### [Records provided]
* * * * * * * * *

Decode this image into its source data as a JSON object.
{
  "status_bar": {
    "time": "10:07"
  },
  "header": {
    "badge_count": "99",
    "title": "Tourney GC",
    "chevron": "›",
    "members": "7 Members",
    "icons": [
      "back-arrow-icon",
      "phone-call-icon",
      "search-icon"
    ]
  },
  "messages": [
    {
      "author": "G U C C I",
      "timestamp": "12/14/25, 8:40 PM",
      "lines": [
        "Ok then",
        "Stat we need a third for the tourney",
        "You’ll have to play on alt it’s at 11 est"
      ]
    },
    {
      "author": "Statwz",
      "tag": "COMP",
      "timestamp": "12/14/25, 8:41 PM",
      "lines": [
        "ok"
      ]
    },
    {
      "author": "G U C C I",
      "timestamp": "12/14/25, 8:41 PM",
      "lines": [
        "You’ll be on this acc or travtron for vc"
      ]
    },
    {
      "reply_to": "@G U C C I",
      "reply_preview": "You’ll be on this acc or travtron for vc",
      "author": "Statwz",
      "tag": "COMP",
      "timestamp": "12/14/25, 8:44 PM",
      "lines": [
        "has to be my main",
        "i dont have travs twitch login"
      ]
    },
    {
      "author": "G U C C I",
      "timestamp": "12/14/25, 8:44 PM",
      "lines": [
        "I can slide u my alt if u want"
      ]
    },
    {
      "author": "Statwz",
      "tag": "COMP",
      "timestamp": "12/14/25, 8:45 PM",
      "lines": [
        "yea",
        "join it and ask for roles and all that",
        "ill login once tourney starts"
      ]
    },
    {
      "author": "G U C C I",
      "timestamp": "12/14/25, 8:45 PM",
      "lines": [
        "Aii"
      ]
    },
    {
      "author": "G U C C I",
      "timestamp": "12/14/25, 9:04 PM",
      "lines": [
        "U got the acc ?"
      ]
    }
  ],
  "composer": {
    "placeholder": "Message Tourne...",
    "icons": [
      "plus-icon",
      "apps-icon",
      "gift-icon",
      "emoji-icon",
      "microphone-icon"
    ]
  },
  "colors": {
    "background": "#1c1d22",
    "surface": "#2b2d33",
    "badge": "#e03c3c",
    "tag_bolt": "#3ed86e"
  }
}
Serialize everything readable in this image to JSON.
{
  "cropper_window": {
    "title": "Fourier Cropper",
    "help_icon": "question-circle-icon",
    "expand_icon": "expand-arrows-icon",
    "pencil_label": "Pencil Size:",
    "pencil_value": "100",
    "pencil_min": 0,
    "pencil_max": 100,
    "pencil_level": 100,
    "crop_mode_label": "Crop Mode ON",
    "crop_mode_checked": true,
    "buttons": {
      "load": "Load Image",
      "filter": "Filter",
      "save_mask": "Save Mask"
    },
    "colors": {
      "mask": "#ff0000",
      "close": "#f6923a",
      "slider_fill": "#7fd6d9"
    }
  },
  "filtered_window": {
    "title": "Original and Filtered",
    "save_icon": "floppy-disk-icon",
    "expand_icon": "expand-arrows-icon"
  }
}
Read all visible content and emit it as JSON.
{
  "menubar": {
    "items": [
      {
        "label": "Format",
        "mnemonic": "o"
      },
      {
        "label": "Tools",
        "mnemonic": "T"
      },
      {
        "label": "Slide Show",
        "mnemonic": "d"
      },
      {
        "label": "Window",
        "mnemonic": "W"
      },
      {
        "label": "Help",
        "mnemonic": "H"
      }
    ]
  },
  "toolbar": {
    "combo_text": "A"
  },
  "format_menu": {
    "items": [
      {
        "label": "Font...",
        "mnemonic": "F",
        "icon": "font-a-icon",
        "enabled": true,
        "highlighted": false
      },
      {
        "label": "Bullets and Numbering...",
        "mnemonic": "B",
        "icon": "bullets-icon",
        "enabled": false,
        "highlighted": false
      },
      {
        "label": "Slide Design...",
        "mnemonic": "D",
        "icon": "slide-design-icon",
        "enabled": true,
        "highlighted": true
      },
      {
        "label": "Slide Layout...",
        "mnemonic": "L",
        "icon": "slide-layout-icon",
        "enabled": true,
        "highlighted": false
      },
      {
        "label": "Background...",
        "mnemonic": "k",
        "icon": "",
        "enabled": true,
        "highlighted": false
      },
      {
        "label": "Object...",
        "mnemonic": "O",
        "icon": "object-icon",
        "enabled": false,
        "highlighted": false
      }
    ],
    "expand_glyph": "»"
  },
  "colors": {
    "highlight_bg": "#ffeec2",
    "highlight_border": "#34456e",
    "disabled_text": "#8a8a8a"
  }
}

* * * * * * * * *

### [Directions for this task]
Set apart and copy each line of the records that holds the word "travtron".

### [Result of this exercise]
        "You’ll be on this acc or travtron for vc"
      "reply_preview": "You’ll be on this acc or travtron for vc",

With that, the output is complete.